Among the many excellent ‘overview-chapters’, let me single out Caston’s contribution on Aristotle’s psychology (chapter 17) as an example of a particularly helpful entry for novices in the field. In a well-organized and clearly written paper, Caston tackles three central concerns in the massive scholarship on Aristotle’s De Anima,3 namely the mind-body problem, the nature of perception, and Aristotle’s account of thought. Caston explains why each of these topics is problematic (which is not necessarily self-evident to students first exploring Aristotle’s psychology), discusses different approaches to their solution, and shows how some of these approaches are inspired by contemporary developments in philosophy of mind. He is especially clear on what is to be learned from those developments. The footnotes will also be useful for students: Caston provides comprehensive references to both primary and secondary sources on every topic he touches upon, thus guiding the student directly to the relevant literature.

Specialists may find those papers that develop new ideas, or cover topics not typically found in companions, most interesting. Let me point to some excellent examples. In an elegantly written paper, Mourelatos offers new insights on the ‘pre-history’ of the concept of the universal among the Pre-Socratics (chapter 4: ‘The Concept of the Universal in Some Later Pre-Platonic Cosmologists’). Traditionally, the history of the concept of the universal goes back only to the metaphysics of Plato and Aristotle. However, as Mourelatos explains, this is because the grasp of the concept of the universal in earlier periods was probably blocked or delayed because of the very nature of Pre-Socratic cosmology. For instance, the material monism propagated by early Pre-Socratics such as Anaximander and Anaximenes prevented the recognition of the type-token distinction necessary for a minimalist specification of the concept of the universal, since in this view everything is a manifestation of the same ‘stuff’. Nevertheless, following Aristotle, Mourelatos identifies three Pre-Socratic antecedents for the concept of the universal: a classificatory use of eidos and related terms in Empedocles’ biology; the genus-species distinction in Philolaus’ theory of number; and the type-token distinction in Democritus’ theory of atoms. In the last case, Mourelatos argues that Democritus not only used the concept of the universal but also explicitly brought it up for philosophical discussion.

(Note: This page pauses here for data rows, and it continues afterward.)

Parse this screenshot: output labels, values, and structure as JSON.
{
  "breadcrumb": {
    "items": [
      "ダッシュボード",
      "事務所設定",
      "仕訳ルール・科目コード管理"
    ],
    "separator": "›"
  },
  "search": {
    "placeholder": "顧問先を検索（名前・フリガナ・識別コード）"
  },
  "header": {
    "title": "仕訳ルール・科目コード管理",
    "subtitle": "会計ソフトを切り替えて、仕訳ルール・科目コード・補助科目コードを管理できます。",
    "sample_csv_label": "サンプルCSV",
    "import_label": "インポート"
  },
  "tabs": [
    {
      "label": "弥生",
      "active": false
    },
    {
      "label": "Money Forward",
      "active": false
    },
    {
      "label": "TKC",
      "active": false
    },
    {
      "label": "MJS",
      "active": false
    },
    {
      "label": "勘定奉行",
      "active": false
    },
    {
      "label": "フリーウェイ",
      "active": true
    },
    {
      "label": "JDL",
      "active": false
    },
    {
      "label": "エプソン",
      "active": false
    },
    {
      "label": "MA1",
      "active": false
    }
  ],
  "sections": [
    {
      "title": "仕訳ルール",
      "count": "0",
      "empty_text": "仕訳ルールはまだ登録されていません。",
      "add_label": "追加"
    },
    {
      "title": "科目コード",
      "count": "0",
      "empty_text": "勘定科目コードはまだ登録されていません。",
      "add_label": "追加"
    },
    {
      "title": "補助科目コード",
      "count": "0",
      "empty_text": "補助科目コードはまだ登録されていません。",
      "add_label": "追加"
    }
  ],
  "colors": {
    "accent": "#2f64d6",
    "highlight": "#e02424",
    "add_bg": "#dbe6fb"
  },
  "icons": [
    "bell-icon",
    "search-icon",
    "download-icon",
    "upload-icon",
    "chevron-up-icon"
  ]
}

Equally interesting for their development of new ideas are the contributions by Brown (chapter 28: ‘Hellenistic Cosmopolitanism’), who succinctly discusses the Stoic and Epicurean versions of cosmopolitanism and brings out how their idea of a positive commitment to all other human beings is still relevant to us, and the papers in part VI. These papers raise issues that are of general importance for the understanding of ancient philosophy, namely the ancient philosophers’ attitude towards traditional religiosity (chapter 32: ‘Greek Philosophy and Religion’), which Betegh characterizes as ‘a mixture of innovation, criticism, and conservativism’ (625); ancient conceptions of meaning, truth, and reference (chapter 33: ‘Philosophy of Language’); the interplay between ancient medicine and philosophy (chapter 34: ‘Ancient Medicine and its Contribution to the Philosophical Tradition’); and a history of selected topics in Greek mathematics (chapter 35: ‘Greek Mathematics (Arithmetic, Geometry, Proportion Theory) to the Time of Euclid’).

In sum, the Companion draws together a wealth of material, presented in accordance with the most recent scholarly standards for the interpretation of ancient philosophical texts. The Companion will be an excellent source-book for students interested in the study of ancient philosophy,4 as well as for scholars who are rethinking their views on well-known problems by considering the new perspectives offered.


1. I noted very few errors; let me mention two that concern references: p. 277 ‘Phys. II.3, 198a24-27’ must be ‘Phys. II.7, 198a24-27’; p. 306n.19 ‘in the Balme (1990)’ must be ‘in Balme (1992)’.

2. David Sedley (editor), The Cambridge Companion to Greek and Roman Philosophy. New York: Cambridge University Press, 2003.

3. Pages 341-346. Caston provides by far the largest bibliography in the companion.

4. A (cheaper) paperback version would be most welcome.